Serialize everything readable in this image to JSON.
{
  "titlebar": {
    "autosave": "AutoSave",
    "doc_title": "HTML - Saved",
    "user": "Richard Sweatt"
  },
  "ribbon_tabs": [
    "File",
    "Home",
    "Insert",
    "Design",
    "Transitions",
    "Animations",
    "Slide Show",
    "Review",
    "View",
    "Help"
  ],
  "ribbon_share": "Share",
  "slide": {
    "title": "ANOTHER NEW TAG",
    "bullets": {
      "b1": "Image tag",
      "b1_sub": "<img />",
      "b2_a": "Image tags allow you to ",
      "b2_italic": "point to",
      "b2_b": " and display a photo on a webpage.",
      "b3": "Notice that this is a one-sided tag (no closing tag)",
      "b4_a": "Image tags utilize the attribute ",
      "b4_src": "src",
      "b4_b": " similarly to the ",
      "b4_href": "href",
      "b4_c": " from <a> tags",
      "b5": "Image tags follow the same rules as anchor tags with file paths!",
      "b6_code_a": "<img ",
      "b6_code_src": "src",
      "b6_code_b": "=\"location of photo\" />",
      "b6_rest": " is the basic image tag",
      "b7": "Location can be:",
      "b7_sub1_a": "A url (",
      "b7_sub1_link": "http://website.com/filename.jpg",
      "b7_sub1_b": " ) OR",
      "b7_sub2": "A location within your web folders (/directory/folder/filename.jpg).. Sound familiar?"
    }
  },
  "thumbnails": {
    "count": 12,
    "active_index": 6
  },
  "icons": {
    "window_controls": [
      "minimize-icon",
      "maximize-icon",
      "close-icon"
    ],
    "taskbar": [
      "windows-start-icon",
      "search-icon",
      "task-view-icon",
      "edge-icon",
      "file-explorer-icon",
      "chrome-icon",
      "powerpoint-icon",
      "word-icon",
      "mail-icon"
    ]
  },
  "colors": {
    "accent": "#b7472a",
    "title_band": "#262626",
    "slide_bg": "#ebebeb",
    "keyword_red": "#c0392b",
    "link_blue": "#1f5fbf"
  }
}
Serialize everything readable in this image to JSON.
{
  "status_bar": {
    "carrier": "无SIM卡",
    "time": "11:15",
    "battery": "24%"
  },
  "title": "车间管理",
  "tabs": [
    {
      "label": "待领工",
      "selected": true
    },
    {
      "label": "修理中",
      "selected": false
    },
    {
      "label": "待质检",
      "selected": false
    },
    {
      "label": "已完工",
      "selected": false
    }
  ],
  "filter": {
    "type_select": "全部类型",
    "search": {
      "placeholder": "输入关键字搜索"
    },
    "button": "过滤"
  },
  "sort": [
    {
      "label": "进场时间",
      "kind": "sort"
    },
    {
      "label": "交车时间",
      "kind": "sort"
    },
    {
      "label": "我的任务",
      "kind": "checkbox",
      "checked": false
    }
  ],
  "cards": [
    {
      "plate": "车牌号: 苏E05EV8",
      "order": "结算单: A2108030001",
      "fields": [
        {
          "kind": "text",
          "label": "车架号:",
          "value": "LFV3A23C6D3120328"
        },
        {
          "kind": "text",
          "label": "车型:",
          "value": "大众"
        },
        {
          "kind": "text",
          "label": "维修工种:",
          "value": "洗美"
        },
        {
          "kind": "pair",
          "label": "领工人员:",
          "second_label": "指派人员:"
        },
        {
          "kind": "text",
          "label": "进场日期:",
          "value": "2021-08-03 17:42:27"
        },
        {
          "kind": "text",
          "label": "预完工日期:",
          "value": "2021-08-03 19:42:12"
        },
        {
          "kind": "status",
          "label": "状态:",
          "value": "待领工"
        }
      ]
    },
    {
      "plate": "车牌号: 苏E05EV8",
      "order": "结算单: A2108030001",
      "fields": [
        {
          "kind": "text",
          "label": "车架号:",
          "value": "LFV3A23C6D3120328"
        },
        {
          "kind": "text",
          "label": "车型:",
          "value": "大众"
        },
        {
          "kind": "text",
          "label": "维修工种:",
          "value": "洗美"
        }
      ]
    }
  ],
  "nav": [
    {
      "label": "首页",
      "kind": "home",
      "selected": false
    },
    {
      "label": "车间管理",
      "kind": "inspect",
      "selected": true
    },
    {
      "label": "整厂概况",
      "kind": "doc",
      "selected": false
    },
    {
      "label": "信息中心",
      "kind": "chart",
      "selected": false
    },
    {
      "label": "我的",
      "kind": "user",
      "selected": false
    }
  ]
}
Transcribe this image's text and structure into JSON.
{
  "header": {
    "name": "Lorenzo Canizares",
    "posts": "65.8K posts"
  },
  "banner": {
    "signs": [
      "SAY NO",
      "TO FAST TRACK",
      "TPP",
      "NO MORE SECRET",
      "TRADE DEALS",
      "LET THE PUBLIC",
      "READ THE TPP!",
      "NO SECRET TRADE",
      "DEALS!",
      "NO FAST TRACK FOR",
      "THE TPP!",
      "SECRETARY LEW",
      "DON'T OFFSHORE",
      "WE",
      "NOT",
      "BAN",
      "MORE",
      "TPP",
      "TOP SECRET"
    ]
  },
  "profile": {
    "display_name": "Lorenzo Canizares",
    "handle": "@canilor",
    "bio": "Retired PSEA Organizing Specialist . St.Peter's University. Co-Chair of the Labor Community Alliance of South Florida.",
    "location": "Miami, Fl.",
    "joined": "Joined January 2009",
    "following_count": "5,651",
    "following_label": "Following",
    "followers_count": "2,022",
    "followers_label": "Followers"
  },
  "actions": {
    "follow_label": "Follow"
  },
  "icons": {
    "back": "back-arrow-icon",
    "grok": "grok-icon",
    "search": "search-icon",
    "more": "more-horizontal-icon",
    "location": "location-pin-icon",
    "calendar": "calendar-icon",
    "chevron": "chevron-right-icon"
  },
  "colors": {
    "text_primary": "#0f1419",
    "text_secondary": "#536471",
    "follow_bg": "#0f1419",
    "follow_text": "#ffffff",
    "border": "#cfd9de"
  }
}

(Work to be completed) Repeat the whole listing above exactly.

(Answer box)
Serialize everything readable in this image to JSON.
{
  "titlebar": {
    "autosave": "AutoSave",
    "doc_title": "HTML - Saved",
    "user": "Richard Sweatt"
  },
  "ribbon_tabs": [
    "File",
    "Home",
    "Insert",
    "Design",
    "Transitions",
    "Animations",
    "Slide Show",
    "Review",
    "View",
    "Help"
  ],
  "ribbon_share": "Share",
  "slide": {
    "title": "ANOTHER NEW TAG",
    "bullets": {
      "b1": "Image tag",
      "b1_sub": "<img />",
      "b2_a": "Image tags allow you to ",
      "b2_italic": "point to",
      "b2_b": " and display a photo on a webpage.",
      "b3": "Notice that this is a one-sided tag (no closing tag)",
      "b4_a": "Image tags utilize the attribute ",
      "b4_src": "src",
      "b4_b": " similarly to the ",
      "b4_href": "href",
      "b4_c": " from <a> tags",
      "b5": "Image tags follow the same rules as anchor tags with file paths!",
      "b6_code_a": "<img ",
      "b6_code_src": "src",
      "b6_code_b": "=\"location of photo\" />",
      "b6_rest": " is the basic image tag",
      "b7": "Location can be:",
      "b7_sub1_a": "A url (",
      "b7_sub1_link": "http://website.com/filename.jpg",
      "b7_sub1_b": " ) OR",
      "b7_sub2": "A location within your web folders (/directory/folder/filename.jpg).. Sound familiar?"
    }
  },
  "thumbnails": {
    "count": 12,
    "active_index": 6
  },
  "icons": {
    "window_controls": [
      "minimize-icon",
      "maximize-icon",
      "close-icon"
    ],
    "taskbar": [
      "windows-start-icon",
      "search-icon",
      "task-view-icon",
      "edge-icon",
      "file-explorer-icon",
      "chrome-icon",
      "powerpoint-icon",
      "word-icon",
      "mail-icon"
    ]
  },
  "colors": {
    "accent": "#b7472a",
    "title_band": "#262626",
    "slide_bg": "#ebebeb",
    "keyword_red": "#c0392b",
    "link_blue": "#1f5fbf"
  }
}
Serialize everything readable in this image to JSON.
{
  "status_bar": {
    "carrier": "无SIM卡",
    "time": "11:15",
    "battery": "24%"
  },
  "title": "车间管理",
  "tabs": [
    {
      "label": "待领工",
      "selected": true
    },
    {
      "label": "修理中",
      "selected": false
    },
    {
      "label": "待质检",
      "selected": false
    },
    {
      "label": "已完工",
      "selected": false
    }
  ],
  "filter": {
    "type_select": "全部类型",
    "search": {
      "placeholder": "输入关键字搜索"
    },
    "button": "过滤"
  },
  "sort": [
    {
      "label": "进场时间",
      "kind": "sort"
    },
    {
      "label": "交车时间",
      "kind": "sort"
    },
    {
      "label": "我的任务",
      "kind": "checkbox",
      "checked": false
    }
  ],
  "cards": [
    {
      "plate": "车牌号: 苏E05EV8",
      "order": "结算单: A2108030001",
      "fields": [
        {
          "kind": "text",
          "label": "车架号:",
          "value": "LFV3A23C6D3120328"
        },
        {
          "kind": "text",
          "label": "车型:",
          "value": "大众"
        },
        {
          "kind": "text",
          "label": "维修工种:",
          "value": "洗美"
        },
        {
          "kind": "pair",
          "label": "领工人员:",
          "second_label": "指派人员:"
        },
        {
          "kind": "text",
          "label": "进场日期:",
          "value": "2021-08-03 17:42:27"
        },
        {
          "kind": "text",
          "label": "预完工日期:",
          "value": "2021-08-03 19:42:12"
        },
        {
          "kind": "status",
          "label": "状态:",
          "value": "待领工"
        }
      ]
    },
    {
      "plate": "车牌号: 苏E05EV8",
      "order": "结算单: A2108030001",
      "fields": [
        {
          "kind": "text",
          "label": "车架号:",
          "value": "LFV3A23C6D3120328"
        },
        {
          "kind": "text",
          "label": "车型:",
          "value": "大众"
        },
        {
          "kind": "text",
          "label": "维修工种:",
          "value": "洗美"
        }
      ]
    }
  ],
  "nav": [
    {
      "label": "首页",
      "kind": "home",
      "selected": false
    },
    {
      "label": "车间管理",
      "kind": "inspect",
      "selected": true
    },
    {
      "label": "整厂概况",
      "kind": "doc",
      "selected": false
    },
    {
      "label": "信息中心",
      "kind": "chart",
      "selected": false
    },
    {
      "label": "我的",
      "kind": "user",
      "selected": false
    }
  ]
}
Transcribe this image's text and structure into JSON.
{
  "header": {
    "name": "Lorenzo Canizares",
    "posts": "65.8K posts"
  },
  "banner": {
    "signs": [
      "SAY NO",
      "TO FAST TRACK",
      "TPP",
      "NO MORE SECRET",
      "TRADE DEALS",
      "LET THE PUBLIC",
      "READ THE TPP!",
      "NO SECRET TRADE",
      "DEALS!",
      "NO FAST TRACK FOR",
      "THE TPP!",
      "SECRETARY LEW",
      "DON'T OFFSHORE",
      "WE",
      "NOT",
      "BAN",
      "MORE",
      "TPP",
      "TOP SECRET"
    ]
  },
  "profile": {
    "display_name": "Lorenzo Canizares",
    "handle": "@canilor",
    "bio": "Retired PSEA Organizing Specialist . St.Peter's University. Co-Chair of the Labor Community Alliance of South Florida.",
    "location": "Miami, Fl.",
    "joined": "Joined January 2009",
    "following_count": "5,651",
    "following_label": "Following",
    "followers_count": "2,022",
    "followers_label": "Followers"
  },
  "actions": {
    "follow_label": "Follow"
  },
  "icons": {
    "back": "back-arrow-icon",
    "grok": "grok-icon",
    "search": "search-icon",
    "more": "more-horizontal-icon",
    "location": "location-pin-icon",
    "calendar": "calendar-icon",
    "chevron": "chevron-right-icon"
  },
  "colors": {
    "text_primary": "#0f1419",
    "text_secondary": "#536471",
    "follow_bg": "#0f1419",
    "follow_text": "#ffffff",
    "border": "#cfd9de"
  }
}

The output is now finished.